Gender and climate governance

While responses to climate change informed by gender analysis often focus on differentiated vulnerabilities, there is evidence that women and men have different consumption patterns (leading to different emissions), use energy and transport differently and may have different attitudes and perceptions towards climate policies (EIGE, 2012).

To address gender-based inequalities and vulnerabilities from climate change, the development and implementation of adaptation plans and programmes should include the participation of women’s groups as well as gender specialists. The 5th Assessment Report of the Intergovernmental Panel on Climate Change cited robust evidence for ‘increased or heightened [gender inequality] as a result of weather events and climate-related disasters intertwined with socioeconomic, institutional, cultural, and political drivers that perpetuate differential vulnerabilities’ (UNFCCC, 2016). The GSDRC Topic Guide on Gender notes that climate change can exacerbate existing inequalities by making natural resource-based livelihoods ‒ on which women are more likely to rely ‒ more difficult through scarcity. Natural disasters also kill more women than men. For political and cultural reasons, women often have unequal access to mobility, knowledge and money ‒ owing to lower-paying jobs and less access to loans. Finance targeting resilience should target not only socioeconomic and public service vulnerabilities but also the gendered access to adaptation responses. Men are more likely to be able to migrate to new locations to find new livelihoods, for instance (Kangas et al., 2015).

Where necessary, national institutions may need mandates as well capacity-building, incentives and personnel to enable the full participation of women’s groups ‒ across ages and ethnicities ‒ in climate change planning and implementation. ‘Gender mainstreaming’ refers to assessing the implications on women and men of policies, legislation, programmes or any other actions equally and considering their different experiences and needs through design, implementation, monitoring and evaluation so as to not perpetuate gender inequality (UNFCCC, 2016).

A 2016 technical paper by the UNFCCC Secretariat draws on tools and guidelines developed by UN bodies and international organisation to mainstream gender into climate change policies and programmes. These various tools seek to build knowledge and capacity for countries to develop and implement gender-responsive climate policies. The technical note identifies the following sequence to gender mainstreaming in common among the approaches:

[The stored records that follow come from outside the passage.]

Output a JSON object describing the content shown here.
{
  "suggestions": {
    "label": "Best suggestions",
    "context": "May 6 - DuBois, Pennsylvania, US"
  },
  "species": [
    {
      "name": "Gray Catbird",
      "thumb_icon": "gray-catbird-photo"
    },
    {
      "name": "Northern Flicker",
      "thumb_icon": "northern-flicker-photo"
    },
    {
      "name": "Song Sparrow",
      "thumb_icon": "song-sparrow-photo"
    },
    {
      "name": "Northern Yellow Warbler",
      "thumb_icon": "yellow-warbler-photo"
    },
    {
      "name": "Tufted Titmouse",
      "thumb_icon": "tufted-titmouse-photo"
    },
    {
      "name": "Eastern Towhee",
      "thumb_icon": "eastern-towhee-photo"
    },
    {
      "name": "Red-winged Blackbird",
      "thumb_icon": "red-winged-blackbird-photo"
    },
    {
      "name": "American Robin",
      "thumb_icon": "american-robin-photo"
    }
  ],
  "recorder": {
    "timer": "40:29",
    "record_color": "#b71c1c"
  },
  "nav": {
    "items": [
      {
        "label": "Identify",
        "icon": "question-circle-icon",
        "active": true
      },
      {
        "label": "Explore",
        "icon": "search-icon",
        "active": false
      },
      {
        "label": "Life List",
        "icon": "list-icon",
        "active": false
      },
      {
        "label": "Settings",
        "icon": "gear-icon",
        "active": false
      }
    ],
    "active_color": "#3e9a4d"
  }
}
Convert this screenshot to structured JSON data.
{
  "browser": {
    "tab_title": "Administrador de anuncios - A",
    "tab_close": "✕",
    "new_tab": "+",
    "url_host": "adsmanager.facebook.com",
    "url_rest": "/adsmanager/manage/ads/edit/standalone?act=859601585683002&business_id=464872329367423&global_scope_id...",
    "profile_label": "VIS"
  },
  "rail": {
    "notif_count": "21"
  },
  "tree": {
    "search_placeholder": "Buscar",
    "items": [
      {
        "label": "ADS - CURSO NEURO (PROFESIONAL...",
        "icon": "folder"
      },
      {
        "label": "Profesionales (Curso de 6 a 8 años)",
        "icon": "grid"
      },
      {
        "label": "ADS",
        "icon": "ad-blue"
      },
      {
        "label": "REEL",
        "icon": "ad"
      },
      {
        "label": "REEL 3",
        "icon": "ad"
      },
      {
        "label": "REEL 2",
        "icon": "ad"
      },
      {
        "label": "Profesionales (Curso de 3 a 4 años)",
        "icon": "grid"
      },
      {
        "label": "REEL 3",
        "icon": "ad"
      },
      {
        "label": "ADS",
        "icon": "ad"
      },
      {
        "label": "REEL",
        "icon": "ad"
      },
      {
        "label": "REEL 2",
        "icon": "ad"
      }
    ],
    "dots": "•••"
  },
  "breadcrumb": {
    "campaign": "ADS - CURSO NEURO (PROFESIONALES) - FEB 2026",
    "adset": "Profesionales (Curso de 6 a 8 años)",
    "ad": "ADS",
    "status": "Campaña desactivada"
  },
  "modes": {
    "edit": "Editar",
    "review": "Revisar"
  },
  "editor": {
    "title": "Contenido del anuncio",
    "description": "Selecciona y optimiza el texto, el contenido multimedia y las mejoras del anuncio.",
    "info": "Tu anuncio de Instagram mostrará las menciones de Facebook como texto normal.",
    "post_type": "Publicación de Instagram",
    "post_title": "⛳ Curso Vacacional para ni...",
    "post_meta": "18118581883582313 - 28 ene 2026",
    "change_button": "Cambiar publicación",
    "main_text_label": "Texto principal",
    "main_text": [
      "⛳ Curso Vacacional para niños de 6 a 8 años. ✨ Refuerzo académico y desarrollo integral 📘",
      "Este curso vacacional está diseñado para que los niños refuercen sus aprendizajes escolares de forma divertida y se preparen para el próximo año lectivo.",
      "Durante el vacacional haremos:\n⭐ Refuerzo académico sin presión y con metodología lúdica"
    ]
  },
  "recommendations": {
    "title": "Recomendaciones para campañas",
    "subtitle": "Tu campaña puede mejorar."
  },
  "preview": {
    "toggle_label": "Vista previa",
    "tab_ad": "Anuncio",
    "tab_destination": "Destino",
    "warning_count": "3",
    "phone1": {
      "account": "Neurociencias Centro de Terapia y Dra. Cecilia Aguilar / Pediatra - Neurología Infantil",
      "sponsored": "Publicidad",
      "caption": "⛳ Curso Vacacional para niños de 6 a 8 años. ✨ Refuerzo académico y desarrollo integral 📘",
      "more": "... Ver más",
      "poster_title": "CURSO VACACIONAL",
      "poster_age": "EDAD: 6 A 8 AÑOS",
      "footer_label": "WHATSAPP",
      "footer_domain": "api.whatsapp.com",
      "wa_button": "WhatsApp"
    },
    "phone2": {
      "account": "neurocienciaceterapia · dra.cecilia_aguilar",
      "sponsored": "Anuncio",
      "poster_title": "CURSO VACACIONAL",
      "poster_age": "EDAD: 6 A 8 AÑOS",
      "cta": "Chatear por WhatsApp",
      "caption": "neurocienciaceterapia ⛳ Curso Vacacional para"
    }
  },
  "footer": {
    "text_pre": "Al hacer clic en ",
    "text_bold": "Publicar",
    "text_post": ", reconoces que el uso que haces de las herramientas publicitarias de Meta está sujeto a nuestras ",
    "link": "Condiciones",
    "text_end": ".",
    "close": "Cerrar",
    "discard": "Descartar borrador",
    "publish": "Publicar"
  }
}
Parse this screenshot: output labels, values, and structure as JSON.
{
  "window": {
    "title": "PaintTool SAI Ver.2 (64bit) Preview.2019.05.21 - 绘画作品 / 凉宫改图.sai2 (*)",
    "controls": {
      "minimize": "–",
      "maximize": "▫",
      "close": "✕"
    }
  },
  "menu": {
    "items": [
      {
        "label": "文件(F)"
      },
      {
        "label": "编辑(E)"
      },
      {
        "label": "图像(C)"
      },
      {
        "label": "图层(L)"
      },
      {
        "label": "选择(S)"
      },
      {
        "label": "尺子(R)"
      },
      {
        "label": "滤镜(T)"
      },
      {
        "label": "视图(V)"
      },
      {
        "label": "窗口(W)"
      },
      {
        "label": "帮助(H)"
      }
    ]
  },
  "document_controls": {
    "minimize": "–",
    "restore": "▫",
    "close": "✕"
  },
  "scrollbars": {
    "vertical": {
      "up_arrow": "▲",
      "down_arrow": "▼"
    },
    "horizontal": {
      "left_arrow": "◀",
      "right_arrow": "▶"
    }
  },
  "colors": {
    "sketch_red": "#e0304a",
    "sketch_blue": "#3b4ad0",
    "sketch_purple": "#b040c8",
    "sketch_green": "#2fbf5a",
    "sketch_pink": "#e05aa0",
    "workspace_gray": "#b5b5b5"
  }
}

  • Gender analysis: Considered a cornerstone of gender mainstreaming, gender analysis draws on quantitative and qualitative data to understand ‘if, how, and why, women and men are affected differentially in a particular context or sector’ (UNFCCC, 2016: 7). In theory, it reveals potential institutional, socioeconomic and cultural barriers that prevent equitable adaptation to climate change impacts. Beyond the programme or project level, it should also assess the political and institutional landscape to identify constraints, entry points and key actors who could affect the integration of gender considerations into planning, budgeting and other decision-making around resilience and low-carbon development.
  • Design and preparation of policies, programmes and projects: Merely achieving a gender balance is insufficient; capacity-building and awareness-raising are often also required. A gender goal backed by clear commitments should be integrated. Disaggregating groups make it possible to determine differential impacts, and so to design programmes to more specifically meet gendered capacity-building needs. This can then serve to identify specific areas to allocate resources to ensure the project/programme/policy addresses gender inequalities instead of reinforcing them. Finally, gender indicators should track progress along the lines of inclusion and access to resources.
  • Gender-responsive budgeting: The process of translating gender commitments into public budgeting commitments starts with ensuring the budgeting process is transparent and decision-makers are made accountable to their commitments. It also requires building the capacity of civil society and other gender advocates to engage with budgetary processes. Institutionally, this process is likely to be more impactful if located within the ministry of finance, which typically has more political influence than the ministry of environment. Having high-level representatives of multiple ministries at the table can also enable mainstreaming.
  • Implementation: Implementing agencies and personnel will need training in gender expertise, enabling systems and the collaboration of civil society.
  • Monitoring and evaluation: Gender-responsive indicators should be developed early in the process to provide a baseline for measurement of future progress. Indicators should be linked to gender goals and targets.